BEGIN Records supplied

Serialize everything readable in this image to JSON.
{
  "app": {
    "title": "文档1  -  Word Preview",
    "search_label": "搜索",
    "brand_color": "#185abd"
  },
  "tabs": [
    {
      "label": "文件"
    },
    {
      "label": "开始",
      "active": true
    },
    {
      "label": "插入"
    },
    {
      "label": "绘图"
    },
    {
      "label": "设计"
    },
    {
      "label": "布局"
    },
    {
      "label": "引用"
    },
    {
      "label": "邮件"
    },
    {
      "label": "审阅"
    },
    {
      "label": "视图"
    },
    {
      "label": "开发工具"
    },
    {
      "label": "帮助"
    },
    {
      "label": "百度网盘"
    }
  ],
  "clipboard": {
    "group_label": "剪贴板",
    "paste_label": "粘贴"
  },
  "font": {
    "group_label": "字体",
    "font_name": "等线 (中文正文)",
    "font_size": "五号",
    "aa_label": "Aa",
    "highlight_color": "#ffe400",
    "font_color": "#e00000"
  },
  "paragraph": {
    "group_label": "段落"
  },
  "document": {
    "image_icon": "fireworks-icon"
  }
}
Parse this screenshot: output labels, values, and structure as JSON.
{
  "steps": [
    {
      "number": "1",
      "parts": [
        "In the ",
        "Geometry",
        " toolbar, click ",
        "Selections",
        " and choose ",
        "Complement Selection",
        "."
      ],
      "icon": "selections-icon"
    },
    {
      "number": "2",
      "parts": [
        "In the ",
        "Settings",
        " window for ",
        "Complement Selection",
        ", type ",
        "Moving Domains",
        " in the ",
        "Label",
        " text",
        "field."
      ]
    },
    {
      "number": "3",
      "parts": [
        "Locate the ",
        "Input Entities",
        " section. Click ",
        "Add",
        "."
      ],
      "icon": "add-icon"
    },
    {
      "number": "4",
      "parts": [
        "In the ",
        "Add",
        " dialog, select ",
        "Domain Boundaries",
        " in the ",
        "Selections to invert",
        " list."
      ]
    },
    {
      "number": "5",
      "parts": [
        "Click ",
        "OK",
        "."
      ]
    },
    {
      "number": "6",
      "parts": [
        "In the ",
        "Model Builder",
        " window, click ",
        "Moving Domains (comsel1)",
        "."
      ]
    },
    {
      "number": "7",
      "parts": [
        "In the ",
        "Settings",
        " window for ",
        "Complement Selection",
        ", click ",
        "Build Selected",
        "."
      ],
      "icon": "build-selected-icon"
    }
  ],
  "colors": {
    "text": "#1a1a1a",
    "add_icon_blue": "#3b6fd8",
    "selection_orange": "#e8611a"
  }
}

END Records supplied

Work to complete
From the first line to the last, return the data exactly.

Reply
Serialize everything readable in this image to JSON.
{
  "app": {
    "title": "文档1  -  Word Preview",
    "search_label": "搜索",
    "brand_color": "#185abd"
  },
  "tabs": [
    {
      "label": "文件"
    },
    {
      "label": "开始",
      "active": true
    },
    {
      "label": "插入"
    },
    {
      "label": "绘图"
    },
    {
      "label": "设计"
    },
    {
      "label": "布局"
    },
    {
      "label": "引用"
    },
    {
      "label": "邮件"
    },
    {
      "label": "审阅"
    },
    {
      "label": "视图"
    },
    {
      "label": "开发工具"
    },
    {
      "label": "帮助"
    },
    {
      "label": "百度网盘"
    }
  ],
  "clipboard": {
    "group_label": "剪贴板",
    "paste_label": "粘贴"
  },
  "font": {
    "group_label": "字体",
    "font_name": "等线 (中文正文)",
    "font_size": "五号",
    "aa_label": "Aa",
    "highlight_color": "#ffe400",
    "font_color": "#e00000"
  },
  "paragraph": {
    "group_label": "段落"
  },
  "document": {
    "image_icon": "fireworks-icon"
  }
}
Parse this screenshot: output labels, values, and structure as JSON.
{
  "steps": [
    {
      "number": "1",
      "parts": [
        "In the ",
        "Geometry",
        " toolbar, click ",
        "Selections",
        " and choose ",
        "Complement Selection",
        "."
      ],
      "icon": "selections-icon"
    },
    {
      "number": "2",
      "parts": [
        "In the ",
        "Settings",
        " window for ",
        "Complement Selection",
        ", type ",
        "Moving Domains",
        " in the ",
        "Label",
        " text",
        "field."
      ]
    },
    {
      "number": "3",
      "parts": [
        "Locate the ",
        "Input Entities",
        " section. Click ",
        "Add",
        "."
      ],
      "icon": "add-icon"
    },
    {
      "number": "4",
      "parts": [
        "In the ",
        "Add",
        " dialog, select ",
        "Domain Boundaries",
        " in the ",
        "Selections to invert",
        " list."
      ]
    },
    {
      "number": "5",
      "parts": [
        "Click ",
        "OK",
        "."
      ]
    },
    {
      "number": "6",
      "parts": [
        "In the ",
        "Model Builder",
        " window, click ",
        "Moving Domains (comsel1)",
        "."
      ]
    },
    {
      "number": "7",
      "parts": [
        "In the ",
        "Settings",
        " window for ",
        "Complement Selection",
        ", click ",
        "Build Selected",
        "."
      ],
      "icon": "build-selected-icon"
    }
  ],
  "colors": {
    "text": "#1a1a1a",
    "add_icon_blue": "#3b6fd8",
    "selection_orange": "#e8611a"
  }
}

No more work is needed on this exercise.